They explain:Diesel in Chile receives a different tax treatment depending on its use. If diesel is used in industrial activities the diesel taxes paid can be fully used as a credit against VAT, but if it is used in freight or public transportation (basically trucks and buses) only a fraction of diesel taxes paid can be used as a credit against VAT. As a result of this different tax treatment firms have incentives to use “tax exempted” diesel in activities requiring “non tax exempted” diesel. This tax wedge therefore generates and opportunity for tax evasion. In this paper we analyze the impact of a tax enforcement program implemented by the Chilean IRS, where letters requiring information about diesel tax credits were sent to around 200 firms in 2003. Using different empirical strategies to consider the non-randomness of the selection of firms, we find that firms receiving a letter decreased their diesel tax credits by around 11%.

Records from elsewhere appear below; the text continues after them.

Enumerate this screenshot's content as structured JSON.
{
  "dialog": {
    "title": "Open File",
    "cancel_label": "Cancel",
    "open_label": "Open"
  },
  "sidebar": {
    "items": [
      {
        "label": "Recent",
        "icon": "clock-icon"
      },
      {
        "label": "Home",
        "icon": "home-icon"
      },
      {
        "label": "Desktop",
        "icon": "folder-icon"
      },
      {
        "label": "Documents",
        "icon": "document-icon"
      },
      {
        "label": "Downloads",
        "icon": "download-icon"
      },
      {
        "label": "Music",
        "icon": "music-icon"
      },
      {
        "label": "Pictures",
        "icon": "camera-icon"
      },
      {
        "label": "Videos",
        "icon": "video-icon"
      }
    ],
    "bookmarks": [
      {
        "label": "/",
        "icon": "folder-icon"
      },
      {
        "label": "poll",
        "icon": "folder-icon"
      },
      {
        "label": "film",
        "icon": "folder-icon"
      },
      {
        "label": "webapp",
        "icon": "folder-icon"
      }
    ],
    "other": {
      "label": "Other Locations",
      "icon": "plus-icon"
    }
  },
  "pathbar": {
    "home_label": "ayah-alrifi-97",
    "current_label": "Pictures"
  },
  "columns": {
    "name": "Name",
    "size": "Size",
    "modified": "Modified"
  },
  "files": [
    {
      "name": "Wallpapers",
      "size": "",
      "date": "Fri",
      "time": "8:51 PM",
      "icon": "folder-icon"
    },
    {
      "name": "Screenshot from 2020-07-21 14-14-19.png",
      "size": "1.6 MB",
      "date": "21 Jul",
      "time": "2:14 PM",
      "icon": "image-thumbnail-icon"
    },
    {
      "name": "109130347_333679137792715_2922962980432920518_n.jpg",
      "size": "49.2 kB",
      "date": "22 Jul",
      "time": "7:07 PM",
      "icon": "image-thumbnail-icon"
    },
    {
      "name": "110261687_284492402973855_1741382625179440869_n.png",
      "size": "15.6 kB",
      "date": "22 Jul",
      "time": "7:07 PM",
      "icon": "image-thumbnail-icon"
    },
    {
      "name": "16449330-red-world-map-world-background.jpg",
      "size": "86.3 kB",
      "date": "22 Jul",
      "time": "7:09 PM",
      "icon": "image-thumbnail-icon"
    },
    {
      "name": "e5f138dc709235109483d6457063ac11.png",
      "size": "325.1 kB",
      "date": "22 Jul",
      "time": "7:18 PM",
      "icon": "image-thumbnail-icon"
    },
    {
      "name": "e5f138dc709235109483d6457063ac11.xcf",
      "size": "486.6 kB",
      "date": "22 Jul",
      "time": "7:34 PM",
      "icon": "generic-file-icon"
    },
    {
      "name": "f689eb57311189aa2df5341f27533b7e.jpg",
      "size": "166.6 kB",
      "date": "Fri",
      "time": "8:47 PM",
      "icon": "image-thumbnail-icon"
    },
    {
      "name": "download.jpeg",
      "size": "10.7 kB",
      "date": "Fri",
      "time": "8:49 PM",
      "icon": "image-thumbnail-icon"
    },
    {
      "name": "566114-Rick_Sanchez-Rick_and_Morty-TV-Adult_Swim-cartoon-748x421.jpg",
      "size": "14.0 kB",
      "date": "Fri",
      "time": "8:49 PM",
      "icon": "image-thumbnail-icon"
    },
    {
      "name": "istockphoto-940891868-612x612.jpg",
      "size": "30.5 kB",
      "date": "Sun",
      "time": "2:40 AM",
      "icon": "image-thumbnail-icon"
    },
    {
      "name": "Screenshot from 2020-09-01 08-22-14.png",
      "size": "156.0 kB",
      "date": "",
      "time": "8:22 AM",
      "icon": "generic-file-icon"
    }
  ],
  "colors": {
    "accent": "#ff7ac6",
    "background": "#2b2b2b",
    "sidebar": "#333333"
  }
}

The results are consistent with other results in the literature showing that just receiving a letter from the IRS has an impact on tax compliance because it causes a substantial increase in the perceived detection risk.HT: Maximo Rossi